▸ What you will do:
Each entry here needs to be given again exactly.

Dataset entries
====================
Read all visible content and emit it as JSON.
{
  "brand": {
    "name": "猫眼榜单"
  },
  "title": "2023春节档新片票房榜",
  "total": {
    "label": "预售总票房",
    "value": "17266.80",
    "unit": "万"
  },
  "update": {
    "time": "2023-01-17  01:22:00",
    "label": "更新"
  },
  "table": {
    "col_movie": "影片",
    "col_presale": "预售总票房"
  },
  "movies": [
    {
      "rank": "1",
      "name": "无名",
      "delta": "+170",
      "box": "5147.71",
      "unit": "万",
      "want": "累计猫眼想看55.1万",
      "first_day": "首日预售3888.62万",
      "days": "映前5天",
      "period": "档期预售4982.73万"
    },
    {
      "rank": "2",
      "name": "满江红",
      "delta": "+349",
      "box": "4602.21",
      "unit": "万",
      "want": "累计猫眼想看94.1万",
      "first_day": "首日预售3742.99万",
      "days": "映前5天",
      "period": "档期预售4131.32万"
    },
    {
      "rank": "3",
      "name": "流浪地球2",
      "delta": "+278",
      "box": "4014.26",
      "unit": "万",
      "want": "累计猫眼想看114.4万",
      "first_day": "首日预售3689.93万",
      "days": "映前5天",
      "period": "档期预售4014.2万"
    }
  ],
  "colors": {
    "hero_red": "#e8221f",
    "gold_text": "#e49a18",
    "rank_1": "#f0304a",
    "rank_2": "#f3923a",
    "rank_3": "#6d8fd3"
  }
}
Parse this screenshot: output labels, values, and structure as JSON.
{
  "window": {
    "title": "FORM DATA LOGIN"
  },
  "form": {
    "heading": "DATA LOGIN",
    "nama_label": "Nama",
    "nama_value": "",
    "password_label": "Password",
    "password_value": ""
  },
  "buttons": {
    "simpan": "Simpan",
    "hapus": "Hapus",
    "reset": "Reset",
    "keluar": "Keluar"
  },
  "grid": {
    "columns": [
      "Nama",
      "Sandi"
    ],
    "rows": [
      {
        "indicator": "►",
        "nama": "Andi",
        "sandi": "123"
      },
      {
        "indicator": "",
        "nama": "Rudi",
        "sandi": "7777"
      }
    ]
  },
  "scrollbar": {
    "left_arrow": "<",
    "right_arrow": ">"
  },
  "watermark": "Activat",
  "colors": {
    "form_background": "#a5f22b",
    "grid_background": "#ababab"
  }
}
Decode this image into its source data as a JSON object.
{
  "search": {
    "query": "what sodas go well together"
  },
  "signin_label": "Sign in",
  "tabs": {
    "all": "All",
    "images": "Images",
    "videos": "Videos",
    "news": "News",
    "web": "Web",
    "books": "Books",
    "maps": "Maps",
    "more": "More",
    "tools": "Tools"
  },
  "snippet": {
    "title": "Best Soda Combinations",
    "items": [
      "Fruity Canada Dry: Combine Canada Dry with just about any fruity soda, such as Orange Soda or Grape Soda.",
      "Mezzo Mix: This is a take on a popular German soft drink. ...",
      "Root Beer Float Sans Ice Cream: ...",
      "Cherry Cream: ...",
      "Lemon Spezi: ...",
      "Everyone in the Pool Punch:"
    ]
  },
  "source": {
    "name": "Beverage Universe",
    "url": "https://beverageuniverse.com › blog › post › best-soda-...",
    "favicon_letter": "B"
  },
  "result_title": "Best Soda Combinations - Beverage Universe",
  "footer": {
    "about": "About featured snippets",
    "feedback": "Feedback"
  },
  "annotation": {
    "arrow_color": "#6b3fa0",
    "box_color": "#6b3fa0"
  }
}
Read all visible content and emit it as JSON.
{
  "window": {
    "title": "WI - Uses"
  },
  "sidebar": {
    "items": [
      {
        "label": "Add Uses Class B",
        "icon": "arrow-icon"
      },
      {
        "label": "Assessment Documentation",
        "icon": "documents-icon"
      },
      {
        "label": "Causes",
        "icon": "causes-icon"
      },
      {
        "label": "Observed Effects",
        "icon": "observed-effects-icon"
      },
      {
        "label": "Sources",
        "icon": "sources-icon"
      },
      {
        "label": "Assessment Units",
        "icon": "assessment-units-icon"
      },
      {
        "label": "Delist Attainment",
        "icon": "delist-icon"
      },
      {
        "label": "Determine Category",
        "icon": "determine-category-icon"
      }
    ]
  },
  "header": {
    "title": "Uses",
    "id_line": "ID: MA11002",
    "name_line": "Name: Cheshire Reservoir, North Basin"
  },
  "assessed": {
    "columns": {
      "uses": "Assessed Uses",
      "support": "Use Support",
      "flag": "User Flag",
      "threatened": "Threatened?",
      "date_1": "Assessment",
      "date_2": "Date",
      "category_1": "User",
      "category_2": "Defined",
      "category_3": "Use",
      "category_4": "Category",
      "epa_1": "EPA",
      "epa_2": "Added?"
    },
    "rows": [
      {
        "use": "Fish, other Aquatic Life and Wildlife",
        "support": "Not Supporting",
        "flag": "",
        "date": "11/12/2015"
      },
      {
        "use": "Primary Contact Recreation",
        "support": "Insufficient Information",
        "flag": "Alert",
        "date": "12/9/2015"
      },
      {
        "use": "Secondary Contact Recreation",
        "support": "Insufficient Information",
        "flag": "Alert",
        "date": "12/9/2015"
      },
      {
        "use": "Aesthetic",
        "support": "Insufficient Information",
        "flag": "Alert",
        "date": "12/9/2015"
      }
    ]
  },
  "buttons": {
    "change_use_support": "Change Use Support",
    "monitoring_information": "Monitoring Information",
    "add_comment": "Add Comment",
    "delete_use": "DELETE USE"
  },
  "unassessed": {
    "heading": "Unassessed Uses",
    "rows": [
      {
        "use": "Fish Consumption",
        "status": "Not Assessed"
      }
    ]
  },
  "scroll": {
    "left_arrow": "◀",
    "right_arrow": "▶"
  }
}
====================
▸ Response for this exercise:
Read all visible content and emit it as JSON.
{
  "brand": {
    "name": "猫眼榜单"
  },
  "title": "2023春节档新片票房榜",
  "total": {
    "label": "预售总票房",
    "value": "17266.80",
    "unit": "万"
  },
  "update": {
    "time": "2023-01-17  01:22:00",
    "label": "更新"
  },
  "table": {
    "col_movie": "影片",
    "col_presale": "预售总票房"
  },
  "movies": [
    {
      "rank": "1",
      "name": "无名",
      "delta": "+170",
      "box": "5147.71",
      "unit": "万",
      "want": "累计猫眼想看55.1万",
      "first_day": "首日预售3888.62万",
      "days": "映前5天",
      "period": "档期预售4982.73万"
    },
    {
      "rank": "2",
      "name": "满江红",
      "delta": "+349",
      "box": "4602.21",
      "unit": "万",
      "want": "累计猫眼想看94.1万",
      "first_day": "首日预售3742.99万",
      "days": "映前5天",
      "period": "档期预售4131.32万"
    },
    {
      "rank": "3",
      "name": "流浪地球2",
      "delta": "+278",
      "box": "4014.26",
      "unit": "万",
      "want": "累计猫眼想看114.4万",
      "first_day": "首日预售3689.93万",
      "days": "映前5天",
      "period": "档期预售4014.2万"
    }
  ],
  "colors": {
    "hero_red": "#e8221f",
    "gold_text": "#e49a18",
    "rank_1": "#f0304a",
    "rank_2": "#f3923a",
    "rank_3": "#6d8fd3"
  }
}
Parse this screenshot: output labels, values, and structure as JSON.
{
  "window": {
    "title": "FORM DATA LOGIN"
  },
  "form": {
    "heading": "DATA LOGIN",
    "nama_label": "Nama",
    "nama_value": "",
    "password_label": "Password",
    "password_value": ""
  },
  "buttons": {
    "simpan": "Simpan",
    "hapus": "Hapus",
    "reset": "Reset",
    "keluar": "Keluar"
  },
  "grid": {
    "columns": [
      "Nama",
      "Sandi"
    ],
    "rows": [
      {
        "indicator": "►",
        "nama": "Andi",
        "sandi": "123"
      },
      {
        "indicator": "",
        "nama": "Rudi",
        "sandi": "7777"
      }
    ]
  },
  "scrollbar": {
    "left_arrow": "<",
    "right_arrow": ">"
  },
  "watermark": "Activat",
  "colors": {
    "form_background": "#a5f22b",
    "grid_background": "#ababab"
  }
}
Decode this image into its source data as a JSON object.
{
  "search": {
    "query": "what sodas go well together"
  },
  "signin_label": "Sign in",
  "tabs": {
    "all": "All",
    "images": "Images",
    "videos": "Videos",
    "news": "News",
    "web": "Web",
    "books": "Books",
    "maps": "Maps",
    "more": "More",
    "tools": "Tools"
  },
  "snippet": {
    "title": "Best Soda Combinations",
    "items": [
      "Fruity Canada Dry: Combine Canada Dry with just about any fruity soda, such as Orange Soda or Grape Soda.",
      "Mezzo Mix: This is a take on a popular German soft drink. ...",
      "Root Beer Float Sans Ice Cream: ...",
      "Cherry Cream: ...",
      "Lemon Spezi: ...",
      "Everyone in the Pool Punch:"
    ]
  },
  "source": {
    "name": "Beverage Universe",
    "url": "https://beverageuniverse.com › blog › post › best-soda-...",
    "favicon_letter": "B"
  },
  "result_title": "Best Soda Combinations - Beverage Universe",
  "footer": {
    "about": "About featured snippets",
    "feedback": "Feedback"
  },
  "annotation": {
    "arrow_color": "#6b3fa0",
    "box_color": "#6b3fa0"
  }
}
Read all visible content and emit it as JSON.
{
  "window": {
    "title": "WI - Uses"
  },
  "sidebar": {
    "items": [
      {
        "label": "Add Uses Class B",
        "icon": "arrow-icon"
      },
      {
        "label": "Assessment Documentation",
        "icon": "documents-icon"
      },
      {
        "label": "Causes",
        "icon": "causes-icon"
      },
      {
        "label": "Observed Effects",
        "icon": "observed-effects-icon"
      },
      {
        "label": "Sources",
        "icon": "sources-icon"
      },
      {
        "label": "Assessment Units",
        "icon": "assessment-units-icon"
      },
      {
        "label": "Delist Attainment",
        "icon": "delist-icon"
      },
      {
        "label": "Determine Category",
        "icon": "determine-category-icon"
      }
    ]
  },
  "header": {
    "title": "Uses",
    "id_line": "ID: MA11002",
    "name_line": "Name: Cheshire Reservoir, North Basin"
  },
  "assessed": {
    "columns": {
      "uses": "Assessed Uses",
      "support": "Use Support",
      "flag": "User Flag",
      "threatened": "Threatened?",
      "date_1": "Assessment",
      "date_2": "Date",
      "category_1": "User",
      "category_2": "Defined",
      "category_3": "Use",
      "category_4": "Category",
      "epa_1": "EPA",
      "epa_2": "Added?"
    },
    "rows": [
      {
        "use": "Fish, other Aquatic Life and Wildlife",
        "support": "Not Supporting",
        "flag": "",
        "date": "11/12/2015"
      },
      {
        "use": "Primary Contact Recreation",
        "support": "Insufficient Information",
        "flag": "Alert",
        "date": "12/9/2015"
      },
      {
        "use": "Secondary Contact Recreation",
        "support": "Insufficient Information",
        "flag": "Alert",
        "date": "12/9/2015"
      },
      {
        "use": "Aesthetic",
        "support": "Insufficient Information",
        "flag": "Alert",
        "date": "12/9/2015"
      }
    ]
  },
  "buttons": {
    "change_use_support": "Change Use Support",
    "monitoring_information": "Monitoring Information",
    "add_comment": "Add Comment",
    "delete_use": "DELETE USE"
  },
  "unassessed": {
    "heading": "Unassessed Uses",
    "rows": [
      {
        "use": "Fish Consumption",
        "status": "Not Assessed"
      }
    ]
  },
  "scroll": {
    "left_arrow": "◀",
    "right_arrow": "▶"
  }
}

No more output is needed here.